| Updated: 16:44, 25 October 2018
The company responsible for maintaining CCTV in Medway has responded to criticism in the wake of the revelation that the majority of the Towns' cameras weren't working.
Medway Commercial Group (MCG) is the trading arm of Medway Council and says the reason it is being blamed for the situation is there is a "general misunderstanding of the contractual relationship between [the organisations involved]" and also "incorrect interpretations of the contractual arrangements".
Medway Council owns the cameras, MCG maintain them and the Community Safety Partnership (CSP) oversees them and makes funding decisions.
The CSP, acting on reports from MCG's engineers about faulty and broken cameras, decide whether to replace or repair the cameras.
Head of MCG Ian Price said: "In this particular case, MCG had recommended the replacement of the faulty cameras in Twydall and Gillingham High Street as the existing network connections and hardware was no longer economical to maintain. MCG is able to confirm that it has now received the go ahead to replace these cameras."
He added that for the past two financial years, the multi-agency CSP reduced funding for CCTV in Medway which "unsurprisingly has had a negative impact upon the quality of the service MCG can provide."
A review of the CCTV infrastructure in Medway is currently taking place and Mr Piper is confident that MCG will continue to provide a service having "exceeded in its contractual obligations."
He said: "Medway has the largest suite of cameras we maintain, some of which have been in operation for over 20 years and while still effective, could be much improved with upgrades.
"It is often more sensible to replace the broken cameras with new ones that are compatible with Medway Council’s overarching Smart Cities agenda, which — if fully implemented — will deliver improved services."
MCG is also in charge of a new project to deliver a £25 million 'learning village' in Coenwallis Avenue, Gillingham, for children with behavioural issues.
But the perceived poor track record with CCTV and alleged axing of governor services has led to politicians in the council's Labour Group questioning its suitability for that project.
Mr Price rubbished concerns about the site and the funding arrangements saying the company was well prepared and "has an exemplary record in delivering large-scale projects on time and within budget."

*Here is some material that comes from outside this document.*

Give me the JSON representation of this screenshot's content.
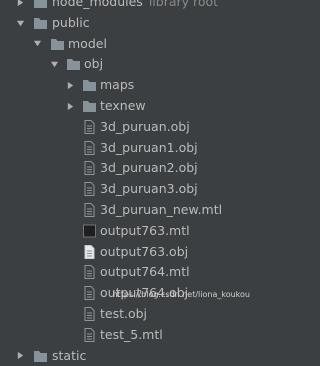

He stressed governor services had not been axed and had instead been sub contracted to an experienced provider following "sensitive employment issues" which came about at the end of the summer term which resulted in staff who had previously provided this service leaving MCG and a senior member of the team being dismissed for misconduct.